Obama cannot have failed to note that the Israeli leader is distinctly more popular than him in the Republican-dominated Congress, and even among his own party's senators and representatives. It is hard to see how the two can partner in a diplomatic initiative any time this side of the American presidential elections, still 18 months away. The most they can hope for is a tense coexistence.
Meanwhile, there are the Palestinians, who are also disappointed with Obama. He pledged to side with Israel in opposing the unilateral recognition of a Palestinian state in the United Nations in September, but at the same time, did not offer any real basis for a resumption of talks with Israel.
Nobel Peace Prize Laureate Obama promised much, but after encouraging the Palestinians to cling to the demand of a complete freeze on settlement building, he failed to supply them a ladder to climb down when it emerged that Mr Netanyahu was unwilling, or at least incapable of, delivering that with his current coalition.

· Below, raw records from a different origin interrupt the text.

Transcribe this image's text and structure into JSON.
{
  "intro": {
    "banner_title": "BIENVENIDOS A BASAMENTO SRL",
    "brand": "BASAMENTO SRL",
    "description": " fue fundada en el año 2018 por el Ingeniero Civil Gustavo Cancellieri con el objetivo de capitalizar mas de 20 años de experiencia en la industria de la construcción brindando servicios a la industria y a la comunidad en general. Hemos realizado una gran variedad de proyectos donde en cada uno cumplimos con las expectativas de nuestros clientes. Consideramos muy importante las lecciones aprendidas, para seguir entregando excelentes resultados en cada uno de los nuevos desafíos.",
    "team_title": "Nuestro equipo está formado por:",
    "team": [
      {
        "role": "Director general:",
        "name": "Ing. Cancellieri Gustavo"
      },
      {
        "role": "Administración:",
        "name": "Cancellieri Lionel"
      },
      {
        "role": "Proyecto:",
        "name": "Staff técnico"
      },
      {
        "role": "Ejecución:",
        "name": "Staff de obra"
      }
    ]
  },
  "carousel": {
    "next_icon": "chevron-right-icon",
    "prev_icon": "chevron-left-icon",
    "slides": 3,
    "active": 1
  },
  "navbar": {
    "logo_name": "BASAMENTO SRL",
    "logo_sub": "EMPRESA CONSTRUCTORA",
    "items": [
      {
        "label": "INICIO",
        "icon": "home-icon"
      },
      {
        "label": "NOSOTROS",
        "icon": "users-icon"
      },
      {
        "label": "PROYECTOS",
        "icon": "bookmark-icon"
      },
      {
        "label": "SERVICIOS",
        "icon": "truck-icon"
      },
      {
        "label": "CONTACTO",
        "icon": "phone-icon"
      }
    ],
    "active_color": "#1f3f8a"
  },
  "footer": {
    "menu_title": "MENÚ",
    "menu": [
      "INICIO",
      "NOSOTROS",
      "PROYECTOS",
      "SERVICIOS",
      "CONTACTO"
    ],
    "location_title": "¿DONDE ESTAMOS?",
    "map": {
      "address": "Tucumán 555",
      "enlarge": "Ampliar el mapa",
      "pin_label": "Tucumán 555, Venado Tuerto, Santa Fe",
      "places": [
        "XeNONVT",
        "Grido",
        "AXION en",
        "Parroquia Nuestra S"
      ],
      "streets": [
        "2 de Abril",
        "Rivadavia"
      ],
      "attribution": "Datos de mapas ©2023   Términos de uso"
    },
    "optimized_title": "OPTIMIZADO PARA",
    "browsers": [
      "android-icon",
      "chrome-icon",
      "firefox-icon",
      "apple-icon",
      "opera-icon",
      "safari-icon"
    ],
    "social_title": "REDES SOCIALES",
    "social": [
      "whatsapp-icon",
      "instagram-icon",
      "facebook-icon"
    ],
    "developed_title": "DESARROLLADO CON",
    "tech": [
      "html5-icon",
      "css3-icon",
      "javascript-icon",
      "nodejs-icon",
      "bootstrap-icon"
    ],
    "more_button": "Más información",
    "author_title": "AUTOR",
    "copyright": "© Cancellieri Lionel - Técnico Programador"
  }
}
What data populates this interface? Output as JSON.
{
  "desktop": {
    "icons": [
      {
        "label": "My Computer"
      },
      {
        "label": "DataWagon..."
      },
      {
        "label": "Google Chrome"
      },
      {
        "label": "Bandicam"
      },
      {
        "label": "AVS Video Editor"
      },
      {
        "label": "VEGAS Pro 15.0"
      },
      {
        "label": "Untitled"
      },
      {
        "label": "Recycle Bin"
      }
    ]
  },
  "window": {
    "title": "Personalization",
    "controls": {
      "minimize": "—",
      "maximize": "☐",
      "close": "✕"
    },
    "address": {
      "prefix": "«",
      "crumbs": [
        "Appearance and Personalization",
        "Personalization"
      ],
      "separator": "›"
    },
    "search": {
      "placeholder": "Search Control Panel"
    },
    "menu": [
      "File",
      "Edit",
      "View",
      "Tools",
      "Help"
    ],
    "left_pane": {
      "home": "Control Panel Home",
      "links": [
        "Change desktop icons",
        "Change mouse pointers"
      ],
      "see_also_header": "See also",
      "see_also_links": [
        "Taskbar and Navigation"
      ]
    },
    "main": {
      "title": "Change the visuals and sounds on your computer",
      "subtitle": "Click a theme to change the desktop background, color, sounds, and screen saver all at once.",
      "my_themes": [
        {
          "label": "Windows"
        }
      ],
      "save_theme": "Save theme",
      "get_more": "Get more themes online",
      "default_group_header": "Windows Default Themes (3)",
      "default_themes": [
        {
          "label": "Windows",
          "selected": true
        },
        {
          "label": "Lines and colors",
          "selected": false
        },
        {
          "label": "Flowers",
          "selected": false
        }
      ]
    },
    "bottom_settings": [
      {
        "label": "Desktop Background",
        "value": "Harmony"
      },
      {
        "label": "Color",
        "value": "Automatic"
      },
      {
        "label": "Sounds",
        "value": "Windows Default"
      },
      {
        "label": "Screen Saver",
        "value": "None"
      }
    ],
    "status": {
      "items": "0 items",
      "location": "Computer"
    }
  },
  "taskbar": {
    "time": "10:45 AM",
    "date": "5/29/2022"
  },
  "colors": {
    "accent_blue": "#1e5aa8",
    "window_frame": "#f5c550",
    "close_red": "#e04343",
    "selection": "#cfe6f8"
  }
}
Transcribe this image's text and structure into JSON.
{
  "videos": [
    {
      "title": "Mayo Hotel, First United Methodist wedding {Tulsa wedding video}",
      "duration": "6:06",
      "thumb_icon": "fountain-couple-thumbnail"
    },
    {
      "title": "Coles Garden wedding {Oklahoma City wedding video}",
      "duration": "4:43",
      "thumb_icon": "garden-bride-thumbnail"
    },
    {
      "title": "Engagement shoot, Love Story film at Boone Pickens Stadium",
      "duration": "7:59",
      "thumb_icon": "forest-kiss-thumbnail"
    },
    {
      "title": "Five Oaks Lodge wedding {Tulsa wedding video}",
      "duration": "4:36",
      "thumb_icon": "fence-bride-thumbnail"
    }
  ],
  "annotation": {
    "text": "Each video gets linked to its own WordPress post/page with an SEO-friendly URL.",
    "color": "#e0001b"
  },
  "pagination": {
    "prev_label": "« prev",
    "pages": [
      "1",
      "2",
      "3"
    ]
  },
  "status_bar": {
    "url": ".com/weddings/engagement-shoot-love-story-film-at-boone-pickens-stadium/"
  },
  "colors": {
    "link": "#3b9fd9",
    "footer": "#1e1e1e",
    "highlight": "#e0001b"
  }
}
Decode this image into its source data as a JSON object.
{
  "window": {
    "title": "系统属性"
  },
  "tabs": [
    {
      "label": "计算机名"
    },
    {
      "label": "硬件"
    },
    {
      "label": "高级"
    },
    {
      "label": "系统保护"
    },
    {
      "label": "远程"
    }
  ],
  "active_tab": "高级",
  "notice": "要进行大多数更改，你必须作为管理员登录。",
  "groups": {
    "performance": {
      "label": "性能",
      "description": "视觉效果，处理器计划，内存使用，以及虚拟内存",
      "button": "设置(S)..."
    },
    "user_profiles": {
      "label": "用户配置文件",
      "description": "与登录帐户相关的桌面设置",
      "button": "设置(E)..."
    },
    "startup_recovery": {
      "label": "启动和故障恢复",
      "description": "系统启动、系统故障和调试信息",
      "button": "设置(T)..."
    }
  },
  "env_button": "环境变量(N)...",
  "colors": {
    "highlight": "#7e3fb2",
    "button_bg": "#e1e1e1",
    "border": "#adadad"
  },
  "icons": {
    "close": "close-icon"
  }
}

The president has lost credibility as a serious mediator with both Israelis and Palestinians, and now he is reduced to asking the leaders of the European Union for support in a peace initiative he has failed to articulate clearly, despite all his eloquence.
Meanwhile, the region is hurtling towards the September deadline.
September is not just the month of the United Nations General Assembly in New York. It is the point at which most Israeli and Palestinian analysts believe that the pent-up frustrations of the Palestinians will finally blow, after being stoked by the ineffectual President Mahmoud Abbas.
What form will this explosion take? Will we see non-violent marches of thousands of Palestinian citizens on Israeli checkpoints and settlements, posing a new challenge for the IDF, or will this be a full-blown Third Intifada, with a return to terror tactics? And how will the Palestinian security forces react, currently co-operating in the West Bank with the IDF to keep Hamas at bay?
Hamas, Hizbollah and Iran are all waiting in the wings to take advantage of the situation. The two leaders in Washington should have worked together at trying to find a way of averting disaster in four months, instead they competed at waxing eloquent.